Among the many sea changes in architecture to come about with the advent of twentieth century modernism were new ideas about how domestic space was meant to serve its residents. A house was not simply a box to protect one from the outside world, but a “machine à habiter,” as Le Corbusier termed it, a tool to aid and empower its user. Architects became not only responsible for form and floor plan, but increasingly designed furniture, appliances and other services for each space. By controlling the entire domestic ecosystem, architects hoped to not only transform buildings, but the very way people lived their lives.
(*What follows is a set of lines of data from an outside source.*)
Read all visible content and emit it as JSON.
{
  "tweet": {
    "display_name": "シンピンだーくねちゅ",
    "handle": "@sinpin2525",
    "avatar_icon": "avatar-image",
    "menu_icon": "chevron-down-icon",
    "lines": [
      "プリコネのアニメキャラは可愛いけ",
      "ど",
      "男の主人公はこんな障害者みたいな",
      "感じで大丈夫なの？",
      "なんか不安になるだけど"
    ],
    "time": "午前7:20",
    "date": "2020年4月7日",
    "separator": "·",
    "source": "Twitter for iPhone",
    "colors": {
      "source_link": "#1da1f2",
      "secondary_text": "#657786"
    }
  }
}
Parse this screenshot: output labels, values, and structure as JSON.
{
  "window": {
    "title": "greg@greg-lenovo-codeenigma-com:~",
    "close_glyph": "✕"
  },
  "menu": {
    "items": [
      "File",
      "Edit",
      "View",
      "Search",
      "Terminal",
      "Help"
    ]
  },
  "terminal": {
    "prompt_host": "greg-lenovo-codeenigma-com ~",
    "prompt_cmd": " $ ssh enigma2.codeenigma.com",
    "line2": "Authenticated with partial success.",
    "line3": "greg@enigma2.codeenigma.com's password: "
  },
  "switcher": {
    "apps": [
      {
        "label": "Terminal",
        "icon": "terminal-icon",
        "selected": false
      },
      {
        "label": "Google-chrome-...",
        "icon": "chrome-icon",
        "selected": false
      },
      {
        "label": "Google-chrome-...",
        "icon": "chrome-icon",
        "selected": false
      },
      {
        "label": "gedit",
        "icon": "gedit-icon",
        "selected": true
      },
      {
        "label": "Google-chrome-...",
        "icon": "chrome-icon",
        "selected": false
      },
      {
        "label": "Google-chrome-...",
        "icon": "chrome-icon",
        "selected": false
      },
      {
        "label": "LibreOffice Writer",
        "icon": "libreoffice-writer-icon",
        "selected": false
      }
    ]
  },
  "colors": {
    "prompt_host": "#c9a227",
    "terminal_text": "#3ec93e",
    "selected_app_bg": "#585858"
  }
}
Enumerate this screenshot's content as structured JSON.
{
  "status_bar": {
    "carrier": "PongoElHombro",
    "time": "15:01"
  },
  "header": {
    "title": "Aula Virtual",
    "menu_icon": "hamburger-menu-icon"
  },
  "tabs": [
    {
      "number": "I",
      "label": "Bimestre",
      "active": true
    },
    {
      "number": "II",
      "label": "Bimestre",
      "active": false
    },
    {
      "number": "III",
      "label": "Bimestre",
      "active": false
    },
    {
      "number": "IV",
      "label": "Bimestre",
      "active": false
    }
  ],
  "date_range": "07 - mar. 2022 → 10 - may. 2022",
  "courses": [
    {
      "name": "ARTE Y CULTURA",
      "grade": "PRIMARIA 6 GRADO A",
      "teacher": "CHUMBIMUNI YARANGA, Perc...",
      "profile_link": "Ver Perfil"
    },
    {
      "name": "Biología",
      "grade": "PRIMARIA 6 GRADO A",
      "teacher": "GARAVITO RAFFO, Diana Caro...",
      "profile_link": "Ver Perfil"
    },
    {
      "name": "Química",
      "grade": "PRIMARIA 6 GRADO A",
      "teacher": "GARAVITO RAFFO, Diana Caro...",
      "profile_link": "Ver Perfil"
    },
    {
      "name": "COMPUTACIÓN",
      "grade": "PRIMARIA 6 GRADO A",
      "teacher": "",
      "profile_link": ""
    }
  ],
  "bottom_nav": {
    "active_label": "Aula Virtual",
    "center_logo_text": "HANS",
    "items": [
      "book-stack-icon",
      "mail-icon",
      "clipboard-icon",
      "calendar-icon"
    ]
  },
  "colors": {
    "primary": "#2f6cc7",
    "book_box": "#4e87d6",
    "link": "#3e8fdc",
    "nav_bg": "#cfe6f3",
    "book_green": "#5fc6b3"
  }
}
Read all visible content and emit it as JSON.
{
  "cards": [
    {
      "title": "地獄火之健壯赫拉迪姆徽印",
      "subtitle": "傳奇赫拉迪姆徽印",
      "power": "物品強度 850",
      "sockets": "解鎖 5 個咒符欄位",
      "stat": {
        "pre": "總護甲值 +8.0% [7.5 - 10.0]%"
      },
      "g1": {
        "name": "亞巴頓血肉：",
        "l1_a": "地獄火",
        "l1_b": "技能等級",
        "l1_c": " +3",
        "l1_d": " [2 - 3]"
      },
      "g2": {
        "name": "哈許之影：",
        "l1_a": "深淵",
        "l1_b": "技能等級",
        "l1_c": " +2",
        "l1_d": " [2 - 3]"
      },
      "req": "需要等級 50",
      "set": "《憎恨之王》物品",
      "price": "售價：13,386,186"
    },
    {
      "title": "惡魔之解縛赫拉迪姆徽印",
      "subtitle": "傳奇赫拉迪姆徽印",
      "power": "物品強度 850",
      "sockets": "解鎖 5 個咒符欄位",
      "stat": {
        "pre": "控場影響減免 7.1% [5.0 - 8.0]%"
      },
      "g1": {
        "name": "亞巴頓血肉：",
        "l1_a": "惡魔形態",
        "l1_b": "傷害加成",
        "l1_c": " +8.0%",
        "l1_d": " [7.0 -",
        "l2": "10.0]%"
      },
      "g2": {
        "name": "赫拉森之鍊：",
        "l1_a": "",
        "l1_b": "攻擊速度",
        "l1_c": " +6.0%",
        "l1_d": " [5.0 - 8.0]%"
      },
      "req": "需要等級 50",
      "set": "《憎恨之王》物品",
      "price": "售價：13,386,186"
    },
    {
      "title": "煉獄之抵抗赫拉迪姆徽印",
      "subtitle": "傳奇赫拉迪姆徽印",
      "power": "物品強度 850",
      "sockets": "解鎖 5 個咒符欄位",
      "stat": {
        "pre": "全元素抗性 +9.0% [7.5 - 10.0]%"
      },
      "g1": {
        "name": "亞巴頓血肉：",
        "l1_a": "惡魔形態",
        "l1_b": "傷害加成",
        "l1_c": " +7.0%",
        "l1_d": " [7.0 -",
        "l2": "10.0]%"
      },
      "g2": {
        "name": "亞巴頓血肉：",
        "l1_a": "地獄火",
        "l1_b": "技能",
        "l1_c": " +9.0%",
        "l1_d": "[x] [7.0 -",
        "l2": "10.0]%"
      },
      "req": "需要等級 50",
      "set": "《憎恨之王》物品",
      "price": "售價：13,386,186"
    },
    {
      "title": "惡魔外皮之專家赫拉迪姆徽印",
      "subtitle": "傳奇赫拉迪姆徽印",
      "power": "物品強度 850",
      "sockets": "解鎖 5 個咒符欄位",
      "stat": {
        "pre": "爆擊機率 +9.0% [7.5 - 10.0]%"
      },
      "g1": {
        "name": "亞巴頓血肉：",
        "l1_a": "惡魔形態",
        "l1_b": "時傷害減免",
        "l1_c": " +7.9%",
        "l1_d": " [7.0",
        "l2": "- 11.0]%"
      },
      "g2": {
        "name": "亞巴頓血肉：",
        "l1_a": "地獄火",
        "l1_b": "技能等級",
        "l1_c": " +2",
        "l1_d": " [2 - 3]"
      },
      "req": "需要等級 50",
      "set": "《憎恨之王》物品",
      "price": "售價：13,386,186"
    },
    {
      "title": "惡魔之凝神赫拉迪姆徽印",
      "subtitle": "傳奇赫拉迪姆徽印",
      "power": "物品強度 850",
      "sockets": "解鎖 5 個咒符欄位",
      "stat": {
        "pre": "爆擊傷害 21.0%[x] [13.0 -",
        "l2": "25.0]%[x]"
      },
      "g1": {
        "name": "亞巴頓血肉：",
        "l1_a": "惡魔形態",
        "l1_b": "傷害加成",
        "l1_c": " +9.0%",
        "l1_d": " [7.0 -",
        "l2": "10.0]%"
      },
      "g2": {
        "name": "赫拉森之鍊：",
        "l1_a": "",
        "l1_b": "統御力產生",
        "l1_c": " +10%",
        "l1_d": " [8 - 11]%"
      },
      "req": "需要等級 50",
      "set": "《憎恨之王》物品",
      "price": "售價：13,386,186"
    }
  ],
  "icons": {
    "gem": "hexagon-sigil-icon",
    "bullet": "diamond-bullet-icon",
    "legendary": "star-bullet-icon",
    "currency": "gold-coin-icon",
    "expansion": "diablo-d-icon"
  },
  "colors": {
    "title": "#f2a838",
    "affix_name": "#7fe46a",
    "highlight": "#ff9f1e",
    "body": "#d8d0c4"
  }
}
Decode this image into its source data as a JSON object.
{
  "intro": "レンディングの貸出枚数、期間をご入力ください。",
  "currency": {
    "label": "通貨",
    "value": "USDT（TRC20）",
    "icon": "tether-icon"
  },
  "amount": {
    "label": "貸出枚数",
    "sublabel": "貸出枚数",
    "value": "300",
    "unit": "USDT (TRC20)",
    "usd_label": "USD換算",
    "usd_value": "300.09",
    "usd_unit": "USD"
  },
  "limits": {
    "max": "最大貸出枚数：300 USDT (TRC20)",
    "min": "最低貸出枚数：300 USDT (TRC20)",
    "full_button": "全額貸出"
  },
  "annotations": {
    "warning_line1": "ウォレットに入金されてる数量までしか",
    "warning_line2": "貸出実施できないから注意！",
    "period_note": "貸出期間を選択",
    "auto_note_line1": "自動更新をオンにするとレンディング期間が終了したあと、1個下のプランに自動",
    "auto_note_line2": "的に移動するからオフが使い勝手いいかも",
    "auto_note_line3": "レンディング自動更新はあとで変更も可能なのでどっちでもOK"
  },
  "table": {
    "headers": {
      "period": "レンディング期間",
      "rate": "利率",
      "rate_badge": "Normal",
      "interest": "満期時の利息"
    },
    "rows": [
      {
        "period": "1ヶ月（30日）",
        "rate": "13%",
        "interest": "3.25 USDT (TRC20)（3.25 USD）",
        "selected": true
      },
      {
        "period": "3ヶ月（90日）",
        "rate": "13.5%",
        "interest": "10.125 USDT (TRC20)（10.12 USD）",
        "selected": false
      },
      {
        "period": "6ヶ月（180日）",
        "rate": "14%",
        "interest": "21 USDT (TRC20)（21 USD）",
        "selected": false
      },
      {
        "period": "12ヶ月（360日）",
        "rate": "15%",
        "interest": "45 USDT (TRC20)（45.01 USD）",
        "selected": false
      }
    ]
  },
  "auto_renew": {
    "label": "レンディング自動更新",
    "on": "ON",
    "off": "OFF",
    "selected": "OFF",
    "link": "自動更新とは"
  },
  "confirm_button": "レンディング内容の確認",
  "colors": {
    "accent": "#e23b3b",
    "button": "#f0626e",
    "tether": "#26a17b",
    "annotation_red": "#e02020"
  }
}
The following projects, as products of their time and environment, represent a response to a condition that was of little concern to many of the modern masters: a lack of space or money. Yet each finds inspiration in this history of integrated systems and accommodations. By building furniture and services into the framework of a home, architects are able to overcome many of the projects’ creative constraints. Overall, the designs are born out of practicality, and serve specific ends, yet this does not diminish their aesthetic value. As examples of great design, each work transforms these utilitarian solutions into elegant and innovative decorative elements, ultimately becoming the defining characteristic of each space.
H2O’s design for the “Front and back” Apartment makes efficient use of limited space, organized around an open floor plan and featuring only essential furniture to fill the space. In order to accommodate the resident’s collection of books and printed material, the project features bookshelves built into the apartment’s walls and a floating pier. Yet in addition to serving practical concerns, the embedded shelves add visual texture to the apartment, creating a rhythm of colorful and irregular forms.
Space constraints also shaped the design for this East Village Studio apartment. Limited floorspace led to a vertically oriented project, featuring a raised bedroom atop a large wooden structure. Rather than consuming space, however, the structure offers ordered and inconspicuous storage, embedded in its walls, stairs and bed platform.
Haus SPK, by nbundm*, also features recessed storage spaces and furniture, pressed into the house’s walls, to make its main living space as open and cavernous as the massive picture window facing the backyard. In addition to shelves and drawers, the design accommodates a furnished niche for sitting and reading. The project demonstrates that, while built-in design may be a necessity in an apartment, it can have a proportionally greater effect in a home.
Another project designed by H2O Architectes, Arsenal Flat also uses custom shelves as visible storage and a decorative element, rather than a hidden feature. The apartment is populated by several separated shelves, which collectively form a small forest of books, and help to partition the space without actually compromising an open floor plan. The most distinctive feature of the design is its use of diagonal lines. The sloping angle where the shelves meet the wall is inspired by the pitch of the building’s roof.
The design for Home 09 makes great use of an economy of space and materials. The embedded shelves and furniture in the house are constructed primarily out of pine panels — typically regarded as an unremarkable material, here left exposed to highlight the visible grain of the wood. The material unifies the project, used for recessed elements as well as doors, walls and other bespoke accommodations — most notably a simple yet elegant freestanding fireplace.
Pivot introduces custom, embedded storage space into a studio apartment, while taking advantage of the potential for modular and adaptable design. The apartment features a wall of shelving separating the main living space, which can be folded into a recessed area in order to restore the studio’s open floor plan. Even the bed is embedded in the wall, able to swing out when in use and effectively disappear for the rest of the day. The project reimagines what can be considered “built-in” the structural environment.
Scenario Architecture’s Hommerton, E5 project involved renovating a London home to make it more open and integrated. While much of the work involved removing existing partitions, it also entailed creating new spaces for storage and accommodations, as well as defining new centers of activity. The project features many creative solutions for recessed furniture and shelves, including seating areas and a modern hearth centered around a fireplace and wood storage discreetly built into the wall.